A reflection by David Cortese, Director of Faith Formation
Experts have cautioned parents about the hit Netflix show, 13 Reasons Why. The original Netflix show is based on a novel of the same name which has sold over 3 million copies.
The show deals with the issue of teen suicide – which is an important issue that needs to be talked about openly and honestly. However, this show could affect your child negatively especially if they watch the series without an adult or without conversations to process the content of the show.
13 Reasons Why is a drama narrated by Hannah Baker, a high school junior who commits suicide and leaves behind thirteen audio cassette tapes, each with her voice naming a person and describing what he or she did to lead her to take her own life. The story follows Clay Jensen, one of Hannah’s classmates and friends, as he listens to each of the cassette tapes and retraces Hannah’s suicidal steps all the way from a terrible rumor that was started about her, to losing her best girlfriend, to being raped (shown in graphic detail) at a party, and to her eventually slitting her wrists (shown in graphic detail) in a bathtub. (From Life Teen)
•Suicide is the third leading cause of death among youth ages 10-24 according to the CDC.
•It is reported that 90% of suicides are committed by people who have a mental illness. Mental illness is never discussed in the show. The show could give the false impression that bullying or issues alone cause suicide. People who have suicidal thoughts need to get professional help.
•I think the reason this show has quickly become popular it because it deals with issues the teenagers face today but are not talked about seriously. I graduated high school about 12 years ago and the pressure, stress, and emotional issues in high school are dramatically different today. If it has been longer since you were in high school – you probably would be surprised by some of the issues teenagers must deal with.
•I agree with the feedback from experts who caution teens to watch this show, especially if they have dealt with mental illness, bullying, sexual assault, or rape. The show could cause triggers for your child especially if they watch the series alone or all at once.
•The show never addresses faith. Without a relationship with God, prayer, and a community of disciples dealing with these issues can be very challenging. Our faith should be at the center of conversations about mental health and bullying.
•If you have a teenager, I recommend that you find out if your child has watched the series. If they have, I would strongly suggest watching it yourself and engaging in a conversation with your child about the show. If your child has not seen the show or if you do not have a teenager yet, I would consider watching the show (unless you might be triggered by the content of the show) to understand teen culture and bullying. Although, it is a little dramatic it will be an eye-opening experience.
•The main character in the series did reach out for help. She reached out to a school counselor who did not help her right before she committed suicide. Often students reach out to people and do not always get the help they need. I think it is important for teens to know that if a counselor, teacher, or anyone else does not provide the help they need they need to go to someone else until they find someone that can help them. Watching this show, may cause students to realize they need help so it is important you have a conversation with your child if they have watched the show.

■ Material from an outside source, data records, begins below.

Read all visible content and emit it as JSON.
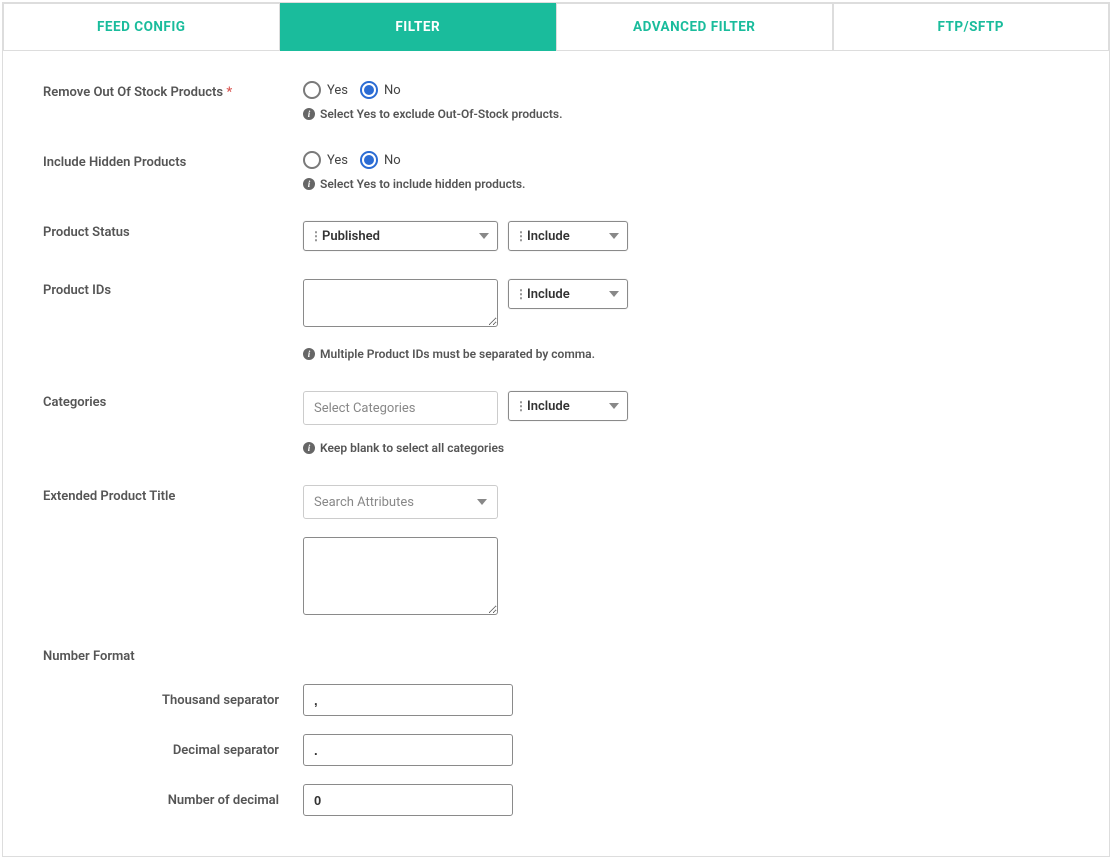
{
  "tabs": [
    {
      "label": "FEED CONFIG",
      "active": false
    },
    {
      "label": "FILTER",
      "active": true
    },
    {
      "label": "ADVANCED FILTER",
      "active": false
    },
    {
      "label": "FTP/SFTP",
      "active": false
    }
  ],
  "labels": {
    "removeOos": "Remove Out Of Stock Products",
    "includeHidden": "Include Hidden Products",
    "productStatus": "Product Status",
    "productIds": "Product IDs",
    "categories": "Categories",
    "extendedTitle": "Extended Product Title",
    "numberFormat": "Number Format",
    "thousandSep": "Thousand separator",
    "decimalSep": "Decimal separator",
    "numDecimal": "Number of decimal",
    "yes": "Yes",
    "no": "No"
  },
  "hints": {
    "removeOos": "Select Yes to exclude Out-Of-Stock products.",
    "includeHidden": "Select Yes to include hidden products.",
    "productIds": "Multiple Product IDs must be separated by comma.",
    "categories": "Keep blank to select all categories"
  },
  "values": {
    "removeOos": "No",
    "includeHidden": "No",
    "productStatus": "Published",
    "productStatusMode": "Include",
    "productIds": "",
    "productIdsMode": "Include",
    "categoriesPlaceholder": "Select Categories",
    "categoriesMode": "Include",
    "attrPlaceholder": "Search Attributes",
    "extendedTitle": "",
    "thousandSep": ",",
    "decimalSep": ".",
    "numDecimal": "0"
  }
}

On May 7thwe will be doing a special night at The Intersection about this show. We will not be showing clips of the show because I believe parents need to decide if their child should view the show. We will discuss the issues addressed in the show: suicide, sexual assault, and bullying. We will also discuss the issues the show should have addressed: mental health, seeking help, and faith.
We are not doing this session to encourage people to watch the television show. However, I feel so many teens have seen the show, we have a responsibility to discuss it.
If you know someone that needs help with suicidal thoughts, please call The National Suicide Prevention Hotline at 1-800-273-8255.